New Delhi: Centre for Civil Society (CCS), India’s leading think-tank advocating social change through public policy, organized the Appeal for Repeal Law Day 2019, through the launch of “Repeal Law Compendium” for all Northeastern States of India. To mark the 6th year of the Repeal Law project, the launch was followed by a panel discussion on ‘Statutory Clean Up: Institutionalisation of Repeal Law Day’. The eminent panel consisted of India’s prominent legal, policy and industry experts such as Vikramjit Banerjee, Additional Solicitor General of India; Arundhati Katju, Independent Litigator & Supreme Court Lawyer; PK Malhotra, Former Law Secretary, Ministry of Law & Justice; Maneesh Chhibber, Consulting Editor, The Print; Hemant Batra, Advocate, Vice President, SAARCLAW and Founder & Counsel, Kaden Boriss Global and Dr Neeti Shikha, Head, Centre for Insolvency and Bankruptcy. The panel addressed the imperative need for a legal framework that recognises the immediate exigency to scrap or amend obsolete, redundant laws that materially impede the lives of citizens, entrepreneurs and/or the Government.
The Repeal Law Compendium are produced by CCS in collaboration with Research Partners-Symbiosis Law School, Noida (SLS), National Academy of Legal Studies & Research (NALSAR), Hyderabad, National Law School of India University (NLSIU), Bangalore, and our Legal Partners, Kaden Boriss, who ensure that the laws in the compendium are in keeping with the evolving jurisprudence. The 2019 Compendium brings forth laws to be repealed in the states of Arunachal Pradesh, Assam, Sikkim, Manipur, Meghalaya, Mizoram, Tripura and Nagaland.
Substantiating the need to repeal archaic laws in the Northeastern states, Vikramjit Banerjee, Additional Solicitor General of India and the Former Advocate General of Nagaland, in his opening address said that “Legal Pluralism; Northeast till today is a living example of that”.
Speaking on the impediment caused to individual and economic liberty by archaic laws, Hemant Batra, Founder, Kaden Boriss Global, said “any nation wanting to go in for rapid redistribution of existing wealth and income would go in for multiple laws. Whereas a nation looking for creation of new wealth would look for annulment of laws, it would look at eliminating barriers to rapid growth.”
Maneesh Chhibber, Consulting Editor, The Print, propounded that the separation of roles between the legislative and the judiciary is paramount, and “not just laws, time has come to repeal the constitution. If not repeal, at least amend it for our time”.

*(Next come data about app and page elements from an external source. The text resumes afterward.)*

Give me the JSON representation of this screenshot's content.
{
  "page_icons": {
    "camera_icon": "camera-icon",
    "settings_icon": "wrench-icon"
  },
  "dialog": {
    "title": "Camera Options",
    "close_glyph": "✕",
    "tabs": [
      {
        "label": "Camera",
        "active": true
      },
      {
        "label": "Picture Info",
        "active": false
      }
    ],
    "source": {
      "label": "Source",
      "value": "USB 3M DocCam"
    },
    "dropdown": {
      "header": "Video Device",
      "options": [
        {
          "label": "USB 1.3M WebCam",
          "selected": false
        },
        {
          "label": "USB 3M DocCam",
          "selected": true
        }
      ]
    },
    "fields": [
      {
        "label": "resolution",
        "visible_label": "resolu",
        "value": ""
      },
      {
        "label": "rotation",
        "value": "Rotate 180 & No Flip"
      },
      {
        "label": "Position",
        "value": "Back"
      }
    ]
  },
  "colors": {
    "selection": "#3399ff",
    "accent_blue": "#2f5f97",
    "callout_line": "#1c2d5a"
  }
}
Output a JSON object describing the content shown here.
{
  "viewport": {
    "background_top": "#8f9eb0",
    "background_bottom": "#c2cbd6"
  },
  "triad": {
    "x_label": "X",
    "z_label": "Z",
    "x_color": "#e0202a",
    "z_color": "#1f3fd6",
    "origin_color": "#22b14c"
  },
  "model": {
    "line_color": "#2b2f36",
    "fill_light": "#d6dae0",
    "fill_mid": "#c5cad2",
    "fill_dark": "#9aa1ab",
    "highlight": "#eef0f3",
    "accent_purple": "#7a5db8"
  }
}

Bringing together like minded organisations, scholars, academicians and lawyers, the panel engaged in a constructive dialogue around the potential processes required for the institutionalisation of repeal of laws, and acknowledge one day in the year as the National Repeal Law Day.
Source: India Education Diary